Another trick they use is they’ll call to say, “We just noticed a subscription that was renewed automatically.” And it will be … it may not be a very legitimate company, or be a company that for example, you would never want to use. And you’d have 14 days to cancel this automatic renewal, or you’re going to be billed further. Well again, not wanting to waste money on subscriptions that were not needed, or just wondering what’s going on, you go to their site, you log into your account that you aren’t sure you have. And of course, you download the receipt, you enable macros and the damage is done.

Paul Martin:

This is getting much more sophisticated, isn’t it? I mean, it’s now time that this isn’t off the corner of your desk. This is time when, if I’m a business owner listening to this, I probably need to put some kind of tutorial or lunch and learn together for my staff on this, don’t I? This is getting more sophisticated and certainly, the threat level is going up.

Colin Rooke:

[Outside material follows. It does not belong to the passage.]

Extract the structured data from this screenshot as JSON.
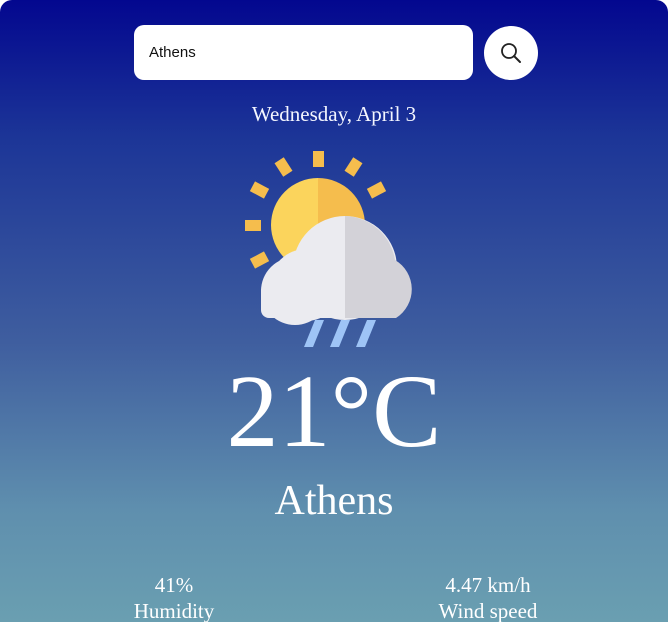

Yeah, and that’s the real point of this, is that if you’re not talking about it, you absolutely have to be. The frequency and the severity is increasing each and every year. I looked into the bizarre call. And for example, one of the, I’ll say larger cyber providers in North America, which is a Lloyd’s of London syndicate, has now posted that bizarre call is 10% of all claims in the last three months. I mean, that’s a big deal and it’s growing rapidly. And so, the real point is if you’re unsure, really anything to do with cyber, it’s important that you’re working with someone that’s educating you on what to look for, what it is and how to prepare yourself.

Paul Martin:

Colin, thank you for educating us on this and to put this flag up. I think it’s important that we all know about it and no doubt you and I are going to be talking about this further in the future. You’ve been listening to Colin Rooke, the commercial risk reduction specialist with Butler Byers. This is Risky Business, I’m Paul Martin. Thanks for joining us and we’ll talk to you next time.